### Task instructions
A line counts if it contains the word "AIDS" at least once. State how many such lines the records contain, giving the number alone.

===== Data extracts

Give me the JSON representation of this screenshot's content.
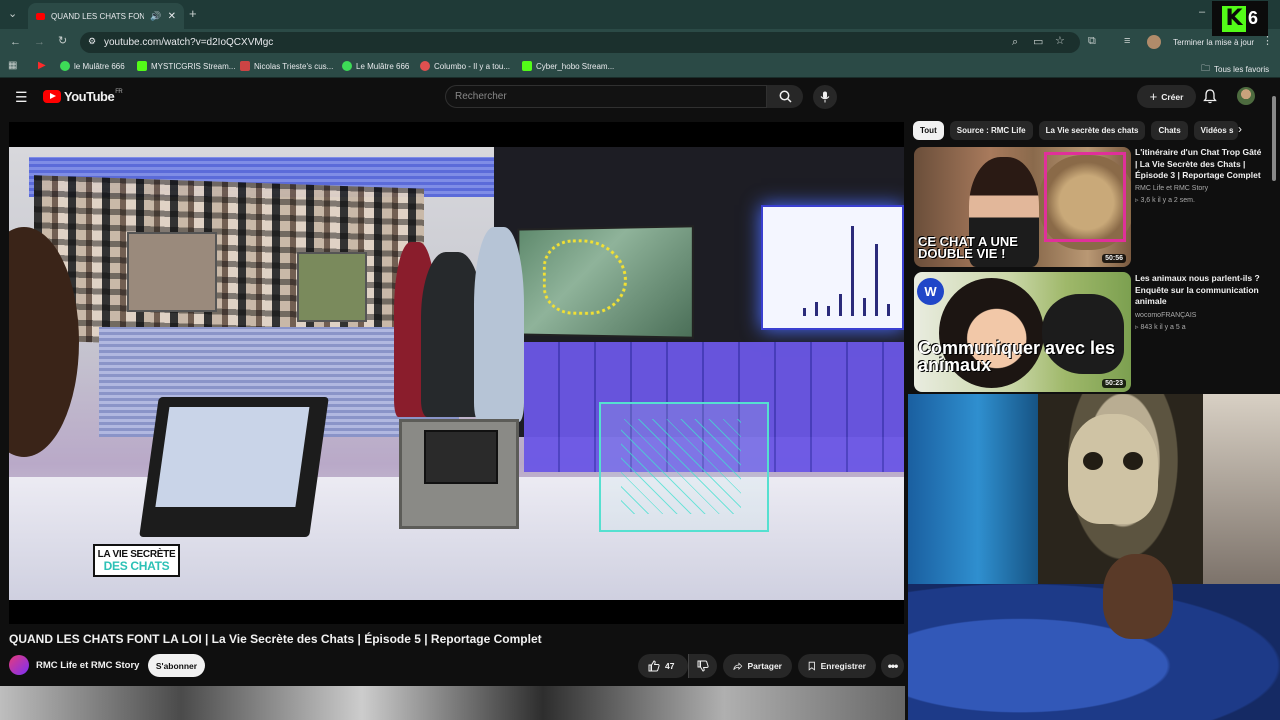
{
  "browser": {
    "tab_title": "QUAND LES CHATS FONT |",
    "url": "youtube.com/watch?v=d2IoQCXVMgc",
    "update_button": "Terminer la mise à jour",
    "bookmarks": [
      {
        "label": "le Mulâtre 666",
        "color": "#3ddc57"
      },
      {
        "label": "MYSTICGRIS Stream...",
        "color": "#53fc18"
      },
      {
        "label": "Nicolas Trieste's cus...",
        "color": "#c44"
      },
      {
        "label": "Le Mulâtre 666",
        "color": "#3ddc57"
      },
      {
        "label": "Columbo - Il y a tou...",
        "color": "#e05050"
      },
      {
        "label": "Cyber_hobo Stream...",
        "color": "#53fc18"
      }
    ],
    "all_bookmarks": "Tous les favoris"
  },
  "youtube": {
    "logo_text": "YouTube",
    "logo_region": "FR",
    "search_placeholder": "Rechercher",
    "create_label": "Créer"
  },
  "video": {
    "overlay_badge_line1": "LA VIE SECRÈTE",
    "overlay_badge_line2": "DES CHATS",
    "title": "QUAND LES CHATS FONT LA LOI | La Vie Secrète des Chats | Épisode 5 | Reportage Complet",
    "channel": "RMC Life et RMC Story",
    "subscribe_label": "S'abonner",
    "likes": "47",
    "share_label": "Partager",
    "save_label": "Enregistrer"
  },
  "sidebar": {
    "chips": [
      "Tout",
      "Source : RMC Life",
      "La Vie secrète des chats",
      "Chats",
      "Vidéos s"
    ],
    "recommendations": [
      {
        "title": "L'itinéraire d'un Chat Trop Gâté | La Vie Secrète des Chats | Épisode 3 | Reportage Complet",
        "channel": "RMC Life et RMC Story",
        "meta": "3,6 k  il y a 2 sem.",
        "duration": "50:56",
        "thumb_text": "CE CHAT A UNE DOUBLE VIE !"
      },
      {
        "title": "Les animaux nous parlent-ils ? Enquête sur la communication animale",
        "channel": "wocomoFRANÇAIS",
        "meta": "843 k  il y a 5 a",
        "duration": "50:23",
        "thumb_text": "Communiquer avec les animaux",
        "thumb_logo": "W"
      }
    ]
  },
  "overlay": {
    "k_letter": "K",
    "number": "6"
  }
}
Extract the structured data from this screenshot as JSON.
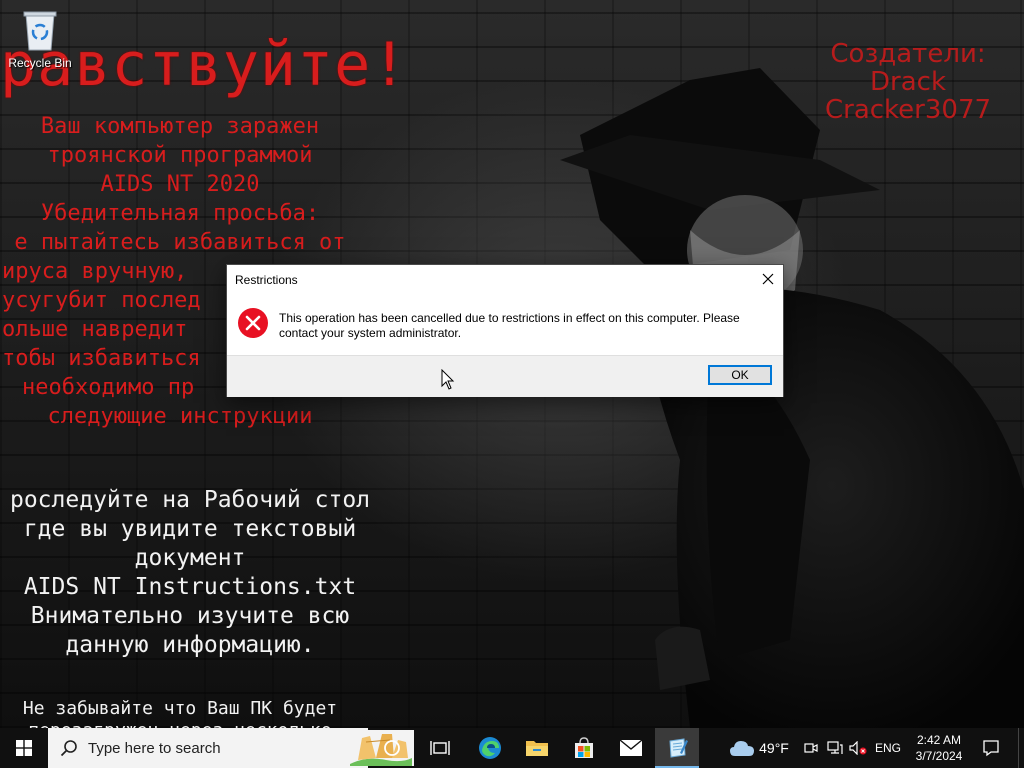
{
  "desktop": {
    "icons": [
      {
        "label": "Recycle Bin"
      }
    ]
  },
  "wallpaper": {
    "greeting": "равствуйте!",
    "creators": [
      "Создатели:",
      "Drack",
      "Cracker3077"
    ],
    "infection_lines": [
      "Ваш компьютер заражен",
      "троянской программой",
      "AIDS NT 2020",
      "Убедительная просьба:",
      "е пытайтесь избавиться от",
      "ируса вручную,",
      "усугубит послед",
      "ольше навредит",
      "тобы избавиться",
      "необходимо пр",
      "следующие инструкции"
    ],
    "instruction_lines": [
      "роследуйте на Рабочий стол",
      "где вы увидите текстовый",
      "документ",
      "AIDS NT Instructions.txt",
      "Внимательно изучите всю",
      "данную информацию."
    ],
    "bottom_lines": [
      "Не забывайте что Ваш ПК будет",
      "перезагружен через несколько"
    ]
  },
  "dialog": {
    "title": "Restrictions",
    "message": "This operation has been cancelled due to restrictions in effect on this computer. Please contact your system administrator.",
    "ok_label": "OK"
  },
  "taskbar": {
    "search_placeholder": "Type here to search",
    "weather": "49°F",
    "language": "ENG",
    "time": "2:42 AM",
    "date": "3/7/2024"
  },
  "colors": {
    "wallpaper_red": "#d81d1d",
    "accent": "#0078d7",
    "error_red": "#e81123"
  }
}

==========

### Task result
2